Speaking of, social media shouldn't be a one-person effort. Employee advocacy programs work because they bring a broader voice to a brand's messaging, employee posts tend to see better organic reach and people, in general, like to see that a company's staff is engaged. For more, go read, "Creating an Employee-Advocacy Program for Social Media."
Remember those auto-schedulers mentioned earlier? Buffer is a terrific tool for posting at the optimal times but also for curation. When a social media manager comes across an article, video or other content they like, they should ask themselves whether it would be appropriate for their audience as well. By simply clicking on the Buffer Chrome Extension, managers can start to fill their queue with material their audience will enjoy as well as have a more balanced profile in that they are not only sharing brand material.
Sometimes inspiration (and posts) come from where a brand least expects it. For example, a social manager may notice that a particular brand asset keeps getting shared, and they will likely want to share it again as well. It's also important, of course, to listen to brand mentions for customer service complaints and compliments so that the company can respond.
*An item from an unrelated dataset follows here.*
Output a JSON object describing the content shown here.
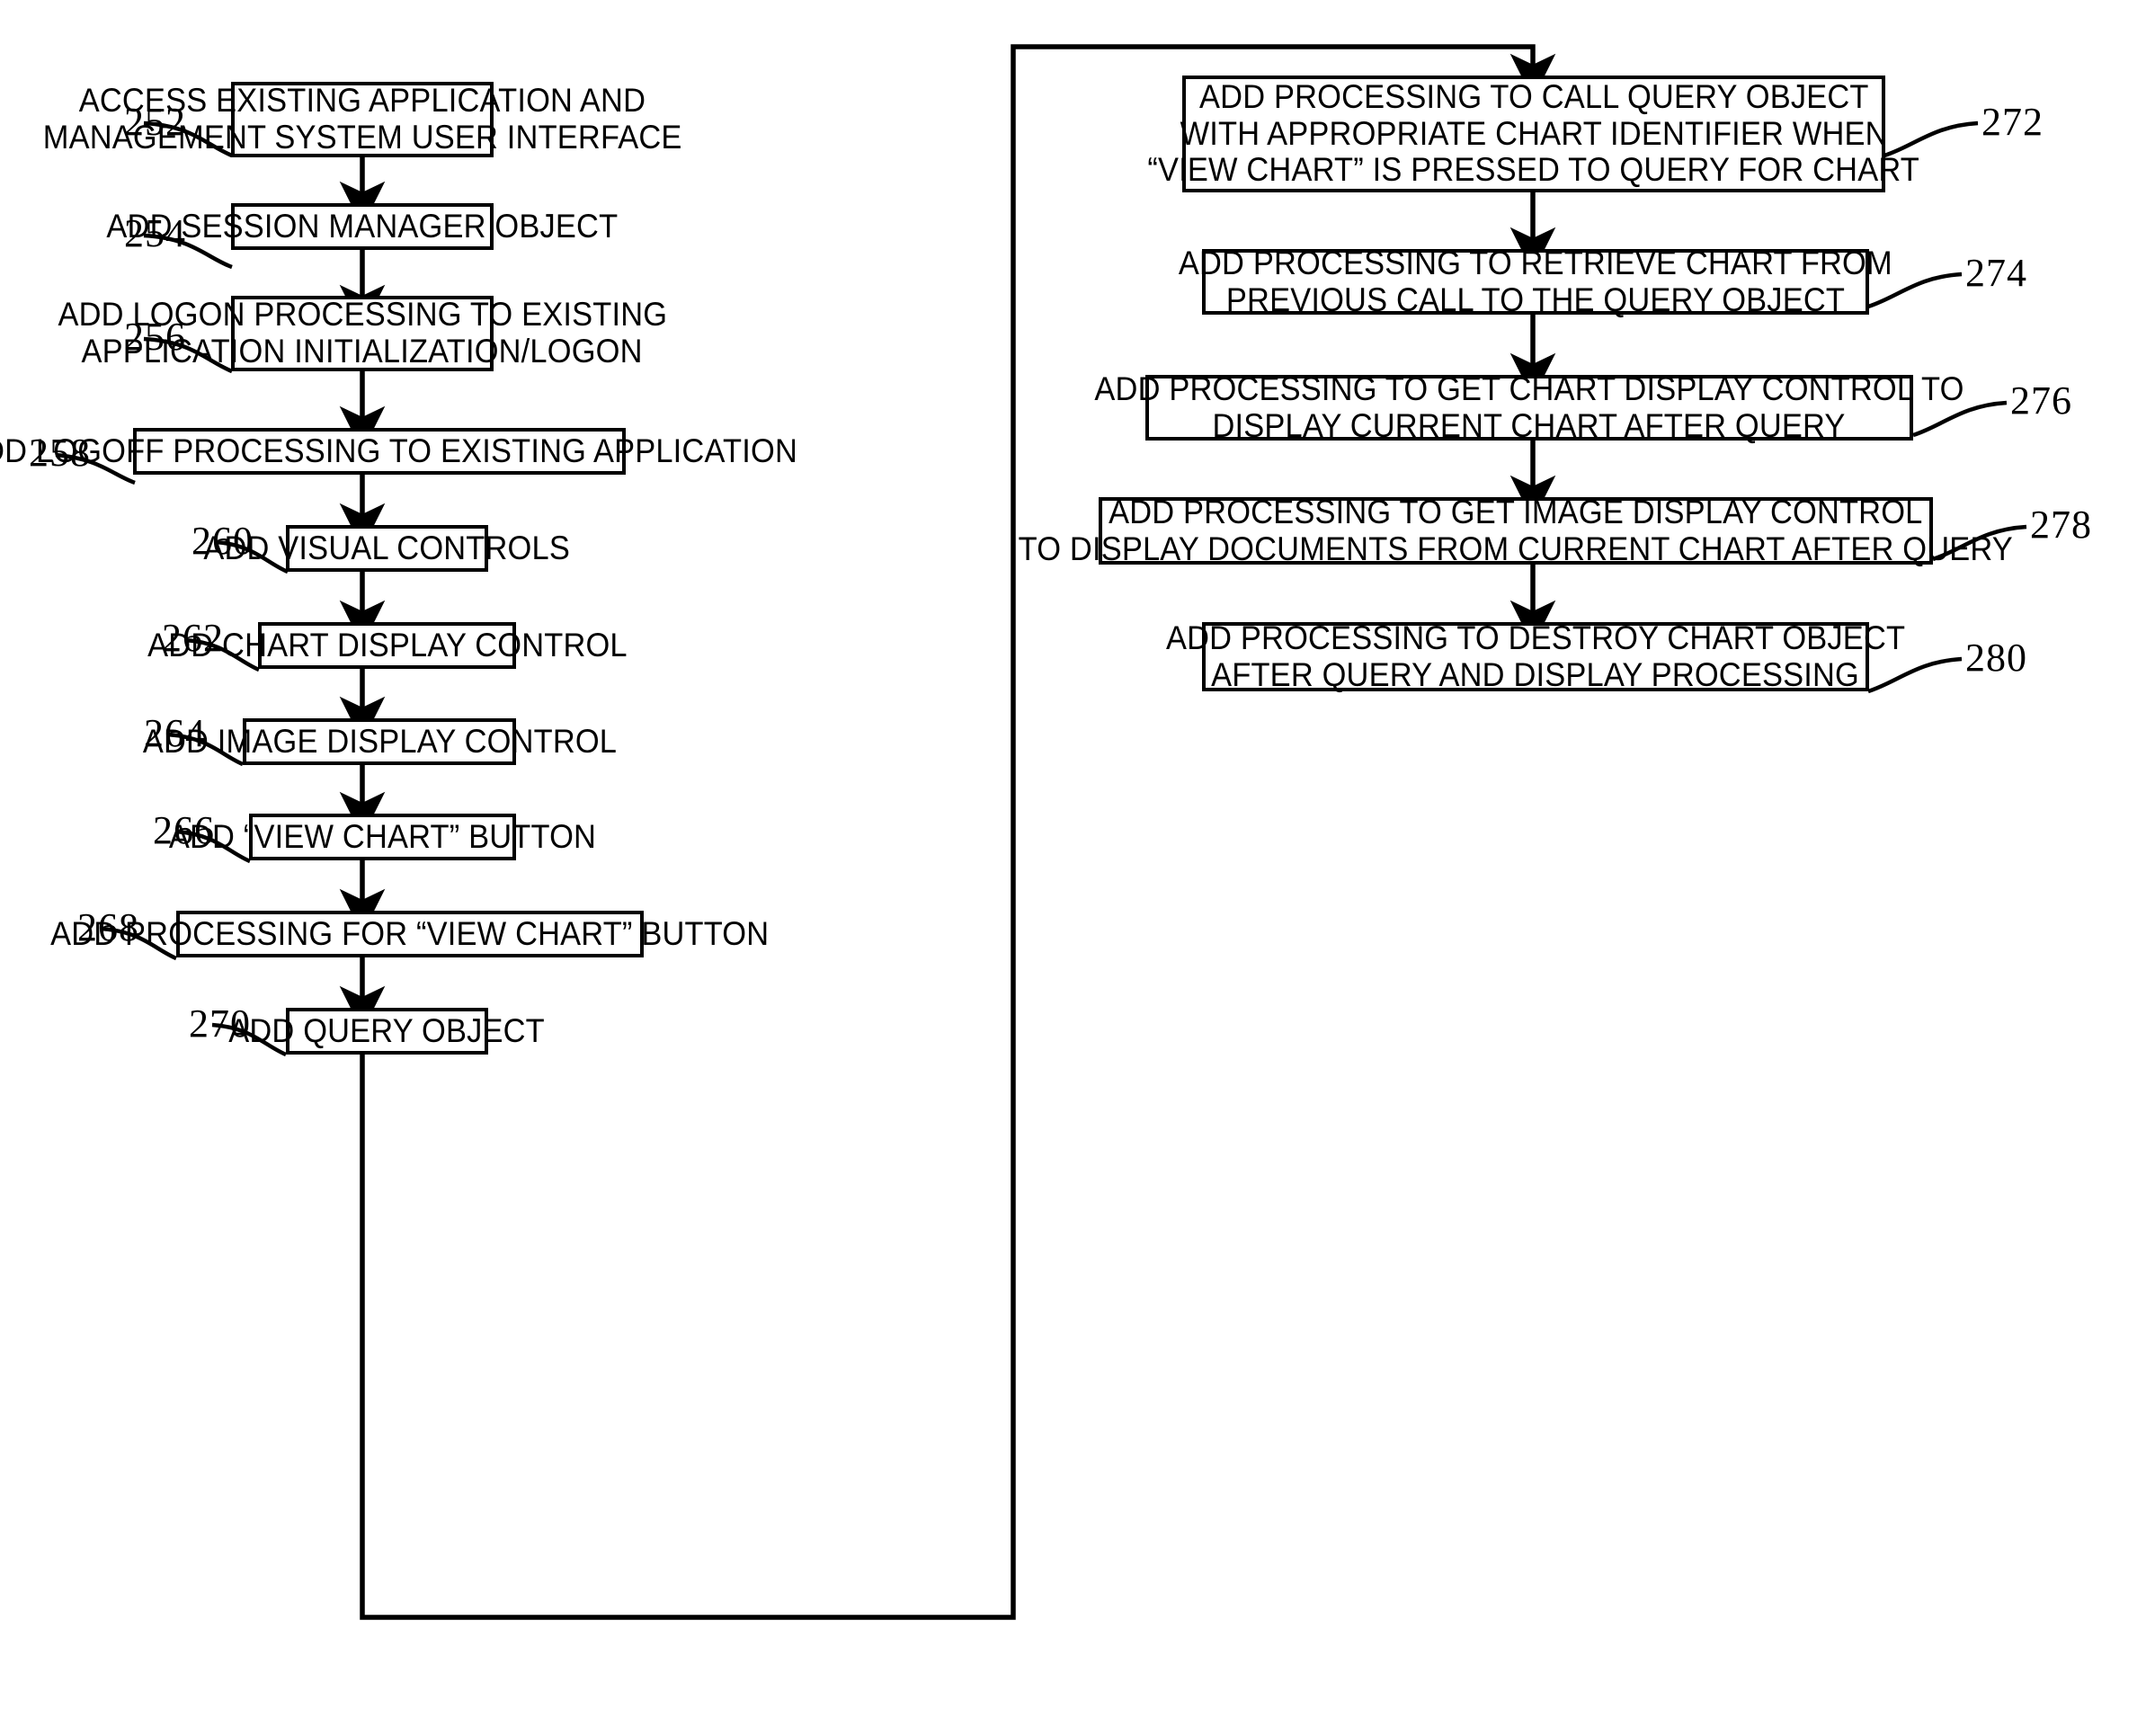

Equally important is listening to industry chatter on the whole so brands can be aware of what is being discussed and how they should get involved or if they should (just think of the recent #DeleteUber social movement).
Everyone gets busy and even marketers with the best intentions neglect tasks now and again for other priorities. By scheduling "evergreen" posts throughout the month, social media managers can ensure quality content is being posted even if they can't get to it at the moment.
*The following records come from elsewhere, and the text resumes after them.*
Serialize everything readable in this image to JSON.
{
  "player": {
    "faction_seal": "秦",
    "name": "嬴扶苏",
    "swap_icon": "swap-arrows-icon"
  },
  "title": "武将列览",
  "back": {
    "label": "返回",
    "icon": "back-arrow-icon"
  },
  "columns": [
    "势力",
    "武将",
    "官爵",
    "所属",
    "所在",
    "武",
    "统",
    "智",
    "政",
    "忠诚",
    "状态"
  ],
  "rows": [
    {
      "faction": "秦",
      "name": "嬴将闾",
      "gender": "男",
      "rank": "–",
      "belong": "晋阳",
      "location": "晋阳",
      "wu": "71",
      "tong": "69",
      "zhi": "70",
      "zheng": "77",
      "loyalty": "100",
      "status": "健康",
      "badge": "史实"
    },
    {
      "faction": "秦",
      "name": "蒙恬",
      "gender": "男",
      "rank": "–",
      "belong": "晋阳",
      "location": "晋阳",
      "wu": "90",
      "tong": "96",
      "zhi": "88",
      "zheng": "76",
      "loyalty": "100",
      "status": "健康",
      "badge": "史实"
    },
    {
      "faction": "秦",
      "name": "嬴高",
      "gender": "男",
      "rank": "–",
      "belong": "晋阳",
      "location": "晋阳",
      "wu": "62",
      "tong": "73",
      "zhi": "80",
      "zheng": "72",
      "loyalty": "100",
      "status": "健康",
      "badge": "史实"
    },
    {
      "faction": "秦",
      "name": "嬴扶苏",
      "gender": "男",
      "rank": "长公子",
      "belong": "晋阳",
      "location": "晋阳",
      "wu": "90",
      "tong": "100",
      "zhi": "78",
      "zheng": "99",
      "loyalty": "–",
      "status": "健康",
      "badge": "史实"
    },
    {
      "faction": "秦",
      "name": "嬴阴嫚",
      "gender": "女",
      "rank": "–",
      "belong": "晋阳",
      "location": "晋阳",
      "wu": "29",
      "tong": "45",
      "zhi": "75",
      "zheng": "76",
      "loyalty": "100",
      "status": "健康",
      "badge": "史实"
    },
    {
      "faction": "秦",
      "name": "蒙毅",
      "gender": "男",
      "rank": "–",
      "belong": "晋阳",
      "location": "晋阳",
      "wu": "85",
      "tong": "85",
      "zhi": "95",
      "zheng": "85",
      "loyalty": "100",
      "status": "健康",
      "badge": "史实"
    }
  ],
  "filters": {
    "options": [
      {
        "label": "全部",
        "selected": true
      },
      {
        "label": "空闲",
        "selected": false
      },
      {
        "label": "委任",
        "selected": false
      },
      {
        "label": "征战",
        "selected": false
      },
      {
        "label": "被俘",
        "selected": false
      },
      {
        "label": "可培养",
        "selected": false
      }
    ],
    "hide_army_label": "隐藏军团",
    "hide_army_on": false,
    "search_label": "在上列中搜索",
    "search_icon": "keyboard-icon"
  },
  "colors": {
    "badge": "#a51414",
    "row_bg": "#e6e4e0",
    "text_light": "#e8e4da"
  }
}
Evergreen examples could be promoting an affiliate program, popular content that is always relevant, staff spotlights, throwback Thursday type material and the list goes on. The one thing to know about scheduled posts, however, is to know that they are there. We can't anticipate world events and sometimes - by no fault of the social media manager - it can be distasteful in some way or the other. Remember they are there, check on them every now and again and the manager will be fine.
If a brand can't post every day, fine. What's more important than frequency is quality but a company should set a schedule so not only does the manager get in a routine (e.g., posts to LinkedIn, Facebook, Twitter and Pinterest every Monday, Wednesday and Friday) but engaged followers do as well.
Organic reach is embarrassing on most networks and while following some of the best practices mentioned above will help increase organic reach a bit (like optimal timing and employee posts), one of the most time-effective strategies a company can do is to advertise on the social networks. They'll not only reach target audiences (which can be hyper-specific) but they'll also be able to do so very quickly in a way that supports their goals (e.g., app downloads, website traffic, acquisition).